EXERCISE INSTRUCTIONS :: Lines from the records below that contain the word "JSON" are to be copied out.

MATERIAL TO PROCESS ::
· · · ·

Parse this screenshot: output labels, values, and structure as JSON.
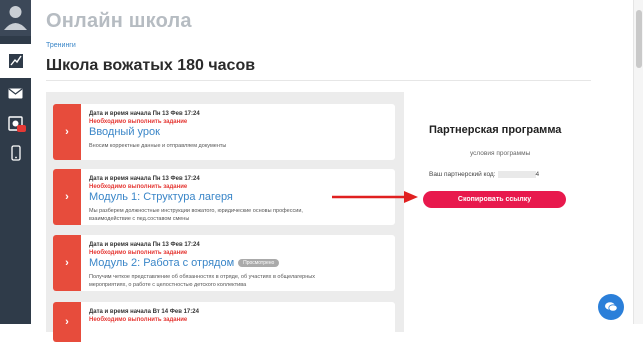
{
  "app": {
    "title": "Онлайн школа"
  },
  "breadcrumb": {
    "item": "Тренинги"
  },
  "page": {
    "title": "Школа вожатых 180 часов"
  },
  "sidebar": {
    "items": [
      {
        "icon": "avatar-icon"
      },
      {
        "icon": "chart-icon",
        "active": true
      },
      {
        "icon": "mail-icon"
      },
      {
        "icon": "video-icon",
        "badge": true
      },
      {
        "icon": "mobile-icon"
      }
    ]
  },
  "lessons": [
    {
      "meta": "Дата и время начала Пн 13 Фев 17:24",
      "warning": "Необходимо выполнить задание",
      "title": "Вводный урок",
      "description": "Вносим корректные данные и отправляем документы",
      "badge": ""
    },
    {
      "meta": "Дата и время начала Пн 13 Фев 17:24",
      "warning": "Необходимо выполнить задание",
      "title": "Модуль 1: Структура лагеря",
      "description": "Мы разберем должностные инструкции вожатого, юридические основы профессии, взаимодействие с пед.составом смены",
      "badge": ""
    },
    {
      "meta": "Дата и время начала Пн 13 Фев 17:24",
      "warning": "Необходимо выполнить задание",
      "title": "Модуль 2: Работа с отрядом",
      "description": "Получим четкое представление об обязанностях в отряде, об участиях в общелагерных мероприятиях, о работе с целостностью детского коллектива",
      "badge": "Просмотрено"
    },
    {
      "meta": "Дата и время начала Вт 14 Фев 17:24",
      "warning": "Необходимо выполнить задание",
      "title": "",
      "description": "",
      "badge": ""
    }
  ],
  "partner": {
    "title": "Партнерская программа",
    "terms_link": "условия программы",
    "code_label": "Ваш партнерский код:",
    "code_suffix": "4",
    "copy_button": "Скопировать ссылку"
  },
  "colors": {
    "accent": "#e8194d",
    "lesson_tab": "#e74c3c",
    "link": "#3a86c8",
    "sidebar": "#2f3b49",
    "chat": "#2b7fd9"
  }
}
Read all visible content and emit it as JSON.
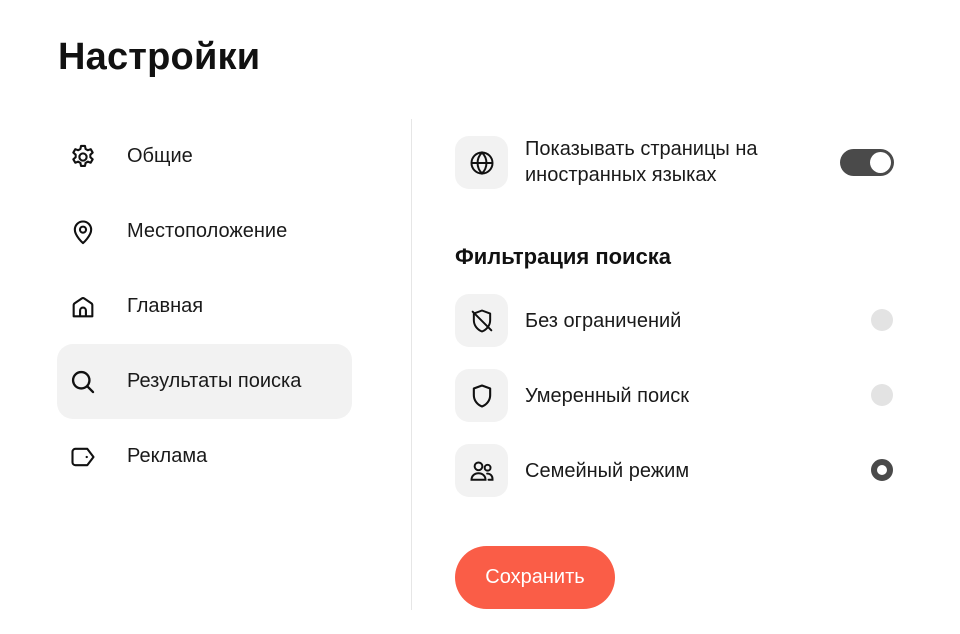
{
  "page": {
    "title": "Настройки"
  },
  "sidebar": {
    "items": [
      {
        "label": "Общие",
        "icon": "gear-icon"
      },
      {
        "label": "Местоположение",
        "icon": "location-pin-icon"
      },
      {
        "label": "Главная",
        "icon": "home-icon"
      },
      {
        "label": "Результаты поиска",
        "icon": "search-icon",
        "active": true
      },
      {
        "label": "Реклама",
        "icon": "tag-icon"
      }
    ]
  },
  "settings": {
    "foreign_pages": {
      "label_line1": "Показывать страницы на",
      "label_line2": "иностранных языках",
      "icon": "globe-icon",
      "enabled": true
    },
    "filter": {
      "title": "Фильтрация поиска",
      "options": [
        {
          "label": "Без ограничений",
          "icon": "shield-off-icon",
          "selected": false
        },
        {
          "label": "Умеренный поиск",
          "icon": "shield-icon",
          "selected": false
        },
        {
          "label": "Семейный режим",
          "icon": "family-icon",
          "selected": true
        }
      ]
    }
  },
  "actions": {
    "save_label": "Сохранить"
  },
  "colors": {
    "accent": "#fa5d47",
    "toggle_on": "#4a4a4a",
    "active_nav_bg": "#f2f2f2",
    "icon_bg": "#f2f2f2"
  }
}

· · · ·

TASK RESULT ::
Parse this screenshot: output labels, values, and structure as JSON.
Read all visible content and emit it as JSON.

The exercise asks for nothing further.